Product Aesthetics and Jobs-to-be-Done

Apple believes strong product aesthetics -- in terms of look, feel, weight, materials, shape, density, texture, and color -- enhance the usefulness of a product by giving users the daily pleasure of using, touching, holding, and looking at something really beautiful. Dieter Rams says aesthetics are important because products we use every day affect our person and our well-being. That's why Rams says product aesthetics are integral to a product's usefulness.

People always prefer a beautiful car over an ugly car -- no one says "I'd prefer the ugly car because it's good enough." If you price a beautiful car and an ugly car the same, people will prefer the beautiful car, and that's because people value beautiful things. So that tells you many people will pay more for a beautiful, aesthetically pleasing product, especially if the product is comfortably affordable. Apple products are affordable, accessible versions of a beautiful car.

People thought Apple was silly to spend so much time on the look, materials, thinness, and aesthetic of the iMac. But consumers use this product every day, and people value beautiful objects. So maybe it wasn't silly after all.

If people value aesthetics with products they use every day, then that may not bode well for companies that prioritize low end affordability at the expense of aesthetics. If the aesthetics of everyday consumer products affect our well-being, then this well-being is one of the jobs that everyday consumer products should address.
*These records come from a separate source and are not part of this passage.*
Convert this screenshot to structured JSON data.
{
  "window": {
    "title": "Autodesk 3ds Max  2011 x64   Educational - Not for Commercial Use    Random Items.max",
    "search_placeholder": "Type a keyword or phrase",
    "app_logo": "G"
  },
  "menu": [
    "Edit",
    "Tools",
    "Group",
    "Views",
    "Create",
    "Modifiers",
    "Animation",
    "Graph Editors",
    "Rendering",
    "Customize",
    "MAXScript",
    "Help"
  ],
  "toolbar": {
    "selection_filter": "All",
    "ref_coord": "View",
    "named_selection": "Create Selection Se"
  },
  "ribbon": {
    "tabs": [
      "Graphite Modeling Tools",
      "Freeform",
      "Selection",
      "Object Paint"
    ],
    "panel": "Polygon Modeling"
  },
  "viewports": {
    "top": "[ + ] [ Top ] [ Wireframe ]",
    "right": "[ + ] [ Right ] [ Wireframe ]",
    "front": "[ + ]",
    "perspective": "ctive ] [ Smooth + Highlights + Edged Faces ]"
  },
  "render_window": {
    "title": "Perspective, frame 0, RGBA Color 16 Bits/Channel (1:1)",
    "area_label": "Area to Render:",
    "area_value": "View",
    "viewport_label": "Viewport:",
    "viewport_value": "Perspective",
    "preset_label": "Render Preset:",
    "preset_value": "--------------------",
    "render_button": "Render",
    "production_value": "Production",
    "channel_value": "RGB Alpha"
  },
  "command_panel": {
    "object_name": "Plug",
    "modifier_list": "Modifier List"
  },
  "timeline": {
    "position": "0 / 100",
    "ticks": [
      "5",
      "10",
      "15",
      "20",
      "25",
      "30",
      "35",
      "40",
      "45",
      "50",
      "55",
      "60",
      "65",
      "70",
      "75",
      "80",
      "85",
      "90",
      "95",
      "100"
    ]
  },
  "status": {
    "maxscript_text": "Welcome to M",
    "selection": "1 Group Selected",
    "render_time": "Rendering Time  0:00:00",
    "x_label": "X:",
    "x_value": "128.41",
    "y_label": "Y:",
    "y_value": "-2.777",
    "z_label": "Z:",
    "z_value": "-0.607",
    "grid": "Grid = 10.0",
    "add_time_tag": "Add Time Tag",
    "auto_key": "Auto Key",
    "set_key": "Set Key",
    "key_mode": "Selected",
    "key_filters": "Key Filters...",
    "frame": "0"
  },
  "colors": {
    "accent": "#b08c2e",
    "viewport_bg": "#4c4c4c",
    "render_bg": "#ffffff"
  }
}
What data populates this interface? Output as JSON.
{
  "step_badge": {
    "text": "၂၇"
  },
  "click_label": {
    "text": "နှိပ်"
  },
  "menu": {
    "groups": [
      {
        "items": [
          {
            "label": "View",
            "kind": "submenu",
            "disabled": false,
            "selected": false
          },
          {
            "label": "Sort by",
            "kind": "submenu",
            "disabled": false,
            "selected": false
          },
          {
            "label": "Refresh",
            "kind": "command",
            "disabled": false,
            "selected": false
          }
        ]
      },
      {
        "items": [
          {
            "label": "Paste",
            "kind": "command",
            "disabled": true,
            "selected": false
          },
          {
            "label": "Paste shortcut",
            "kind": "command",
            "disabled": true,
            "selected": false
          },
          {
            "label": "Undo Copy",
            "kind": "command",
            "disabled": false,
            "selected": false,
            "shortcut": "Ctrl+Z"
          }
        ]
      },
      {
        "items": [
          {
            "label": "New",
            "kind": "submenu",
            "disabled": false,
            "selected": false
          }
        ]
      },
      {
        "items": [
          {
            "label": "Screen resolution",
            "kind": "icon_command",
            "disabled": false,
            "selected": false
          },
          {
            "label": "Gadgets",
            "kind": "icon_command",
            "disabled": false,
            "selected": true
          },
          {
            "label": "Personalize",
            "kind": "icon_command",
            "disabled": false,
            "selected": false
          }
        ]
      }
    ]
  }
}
Companies that use cheap materials or accept average product appearance to make a breakeven/profitable low end product do so at their peril: these companies are ignoring one of the jobs that everyday consumer products are hired to perform.

Apple can compete very effectively with low end product companies through a more aesthetically pleasing but still comfortably affordable alternative.

From a brand building/preservation perspective, with everyday consumer products it probably makes sense to start with a high end, beautiful product and then move downmarket rather than start with a low end, ugly product and then try and move upmarket.

From a cost perspective, starting at the high end allows a company to begin with the best materials and the most advanced production methods. After skimming high end profits, the company can then use increased scale and volume to incorporate high end materials/manufacturing into more affordable products. This kind of downmarket move can end up displacing mid-market competitors that have traditionally used cheaper materials/methods, and have therefore never developed the capabilities needed to efficiently apply, at scale, advanced manufacturing methods to high end materials.

Apple has taken high end materials/manufacturing downmarket by using advanced milling machines to incorporate unibody aluminum into most of its devices, and by then making these devices more affordable over time.

The author owns stock shares of Apple.